I’m concerned about the NHS. I worry that, with further cuts and the loss of doctors and nurses from other countries, we’ll end up with a US-style healthcare system. The NHS should be a jewel in our crown but instead it has been cut and cut and cut until it is a shadow of its former self.
Much of the research funding for cancer and other diseases comes from the EU. The UK is one of the largest recipients of research funding. Between 2007 and 2013 the UK received £7.8bn out of a total of £95bn expenditure on research, development and innovation in EU member states, associated and third countries. This represents the fourth largest share in the European Union.

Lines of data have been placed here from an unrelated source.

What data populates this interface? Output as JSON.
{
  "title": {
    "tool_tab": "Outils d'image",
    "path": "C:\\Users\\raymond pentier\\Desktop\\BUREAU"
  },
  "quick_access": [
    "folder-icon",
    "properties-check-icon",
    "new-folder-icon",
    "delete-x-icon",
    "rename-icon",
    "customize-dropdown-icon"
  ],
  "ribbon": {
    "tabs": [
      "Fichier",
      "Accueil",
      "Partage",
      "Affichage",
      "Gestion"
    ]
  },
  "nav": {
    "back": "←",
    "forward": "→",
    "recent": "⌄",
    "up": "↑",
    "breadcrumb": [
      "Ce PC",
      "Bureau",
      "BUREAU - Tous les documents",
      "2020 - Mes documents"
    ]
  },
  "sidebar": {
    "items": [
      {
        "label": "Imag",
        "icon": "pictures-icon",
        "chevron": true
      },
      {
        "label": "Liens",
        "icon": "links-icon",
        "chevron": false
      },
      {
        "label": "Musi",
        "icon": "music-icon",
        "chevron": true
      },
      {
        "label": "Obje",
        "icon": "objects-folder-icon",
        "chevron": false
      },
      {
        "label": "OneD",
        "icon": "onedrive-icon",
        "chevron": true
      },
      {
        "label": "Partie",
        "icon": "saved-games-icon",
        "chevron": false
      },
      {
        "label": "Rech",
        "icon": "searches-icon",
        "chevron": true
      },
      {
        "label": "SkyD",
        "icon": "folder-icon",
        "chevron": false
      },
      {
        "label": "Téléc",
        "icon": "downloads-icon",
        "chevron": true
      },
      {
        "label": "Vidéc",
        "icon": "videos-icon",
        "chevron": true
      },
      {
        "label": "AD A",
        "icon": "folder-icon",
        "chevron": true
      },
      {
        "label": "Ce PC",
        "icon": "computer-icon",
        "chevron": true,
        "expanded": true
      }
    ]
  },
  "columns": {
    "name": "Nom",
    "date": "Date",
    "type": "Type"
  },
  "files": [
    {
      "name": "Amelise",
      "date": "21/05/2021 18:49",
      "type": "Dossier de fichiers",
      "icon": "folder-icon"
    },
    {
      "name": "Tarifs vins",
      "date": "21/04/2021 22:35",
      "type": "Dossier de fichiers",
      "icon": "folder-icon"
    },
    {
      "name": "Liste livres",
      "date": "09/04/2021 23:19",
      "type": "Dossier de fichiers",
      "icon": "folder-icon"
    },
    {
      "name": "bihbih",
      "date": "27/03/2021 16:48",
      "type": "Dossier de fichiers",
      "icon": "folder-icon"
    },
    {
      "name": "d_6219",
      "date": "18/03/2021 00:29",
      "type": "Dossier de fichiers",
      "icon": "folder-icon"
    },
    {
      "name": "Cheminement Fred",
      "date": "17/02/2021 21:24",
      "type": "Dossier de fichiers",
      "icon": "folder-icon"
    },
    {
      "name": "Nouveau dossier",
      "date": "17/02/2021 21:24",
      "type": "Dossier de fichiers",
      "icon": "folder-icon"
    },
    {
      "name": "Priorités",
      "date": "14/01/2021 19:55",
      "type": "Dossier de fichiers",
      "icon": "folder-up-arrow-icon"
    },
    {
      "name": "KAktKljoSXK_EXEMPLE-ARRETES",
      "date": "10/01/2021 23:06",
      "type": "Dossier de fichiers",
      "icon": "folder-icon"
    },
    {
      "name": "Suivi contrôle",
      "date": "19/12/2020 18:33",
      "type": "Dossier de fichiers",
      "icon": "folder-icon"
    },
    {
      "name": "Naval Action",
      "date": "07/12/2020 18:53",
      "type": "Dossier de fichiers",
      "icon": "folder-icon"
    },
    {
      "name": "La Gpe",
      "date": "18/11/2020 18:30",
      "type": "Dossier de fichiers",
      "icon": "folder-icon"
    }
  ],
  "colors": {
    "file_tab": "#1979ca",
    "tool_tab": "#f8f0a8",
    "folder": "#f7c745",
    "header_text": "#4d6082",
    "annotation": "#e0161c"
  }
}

Are there any guarantees that it would be equally replaced by the UK Government? If they are replacing it, from where will they fish that cash? From the already overstretched taxpayer?
The Government plans to scrap the bursary funding for students on nursing, midwifery and other health degrees, which could mean a drop in numbers of people studying for a career in the NHS. It will mean fewer qualified new recruits for the NHS from 2020, so trusts will have to spend further funds on agency staff or overseas recruitment to make up the inevitable shortfall in numbers. When we Brexit, we could potentially could lose the EU nurses and our thinly stretched National Health Service could just snap.
Most importantly to me, I’m the mother of a small son. I want him to have even more opportunities than I have had. I want him to be able to study abroad if he wants to. I want him to be able to experience other cultures and be understanding of them. I’d hate to think he is going to grow up in a country that belittles people because of their heritage, skin colour or religious beliefs. Once we create scapegoats based on nationality or religion for the problems we feel that our country has, it sets a dangerous precedent.
I’m worried for my husband, for he is an immigrant, although as a Caucasian, middle-class male from a Commonwealth country, he is an acceptable one. How sad that some people are considered more acceptable than others.
I would hope that in time, bridges can be built, and gold poured in the fractures of our country, causing it to become more beautiful as it is sutured together. Though in these dismal times, that future feels a long way off.3656 Views
Lili la Scala sings a bit, writes a bit and spends more time than is probably necessary discussing the toilet habits of her son. Bona fide vintage addict, though she is sure she sounds less tragic when described as a 'collector'.